The EU legal framework on data protection has been harmonized with the objective of establishing a high level of data protection, as highly standardized as possible, for the processing of personal data. The new EU General Data Protection Regulation, aimed at improving the protection of personal data, came into force on 25 May 2018.
The introduction of the EU-GDPR requires that all companies review existing data processes and create numerous new processes. In addition, existing models, checklists and contractual documents must be revised. Furthermore, technical and organisational measures must be adapted.
Organisations that fail to comply with the new regulation face fines of up to 20 million Euros or 4 percent of their global annual turnover.

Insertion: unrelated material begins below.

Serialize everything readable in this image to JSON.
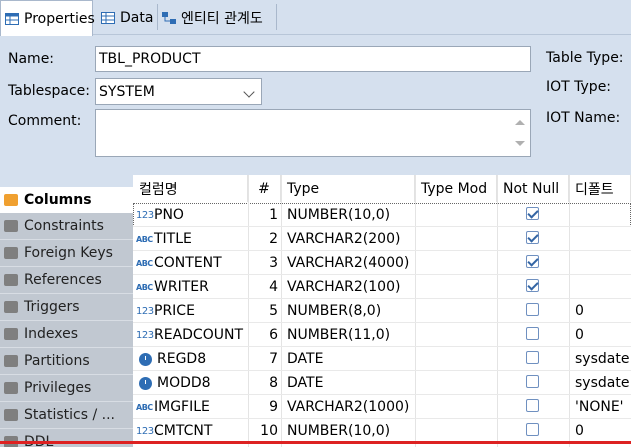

How can we help you?
TÜV SÜD recommends that organisations identify processes falling under the scope of the GDPR, and that they conduct initial checks by aligning existing processes with the new requirements. As the EU GDPR has already come into effect, it is high time to complete the implementation of compliant processes and systems.
A leading expert on regulatory frameworks and process optimisation, TÜV SÜD supports businesses in the process of becoming EU-GDPR compliant. Contact us today to learn more about our services.
Key requirements of the GDPR
Some central aspects of the EU-GDPR have been listed below.
Processing of personal data for clear and legitimate purposes only
Generally, personal data must be saved in a form and manner that enables the data subjects to be identified only for as long as this is necessary and for the purposes for which these data are processed. Once they are no longer needed for the purpose for which they were collected, personal data must be deleted. If data subjects withdraw their consent to the use or processing of their personal data, organizations are obliged to delete (‘erase’) the relevant information.
Extended duties of documentation
The GDPR introduces additional obligations for companies, in particular in the field of documentation. While organisations no longer have to maintain a public directory of procedures, the obligation to keep internal records of their processing activities has been maintained and even extended.
The EU GDPR pursues a risk-based approach, focusing on the “risks for the rights and freedoms of natural persons.” Such risks may arise in case of personal data breaches. Given this, the regulation requires that personal data breaches must be reported to the competent supervisory authority within 72 hours. Organisations should clearly regulate the roles and responsibilities within their data protection organisation and establish and document the processes necessary to mitigate the existing risks.
In certain cases, the EU GDPR requires detailed risk assessment prior to the introduction of data processing. Risk assessment in this context extends from systematic description of the planned activities and purposes of the processing of personal data to documentation of the actions planned to mitigate the risks and ensure the protection of personal data.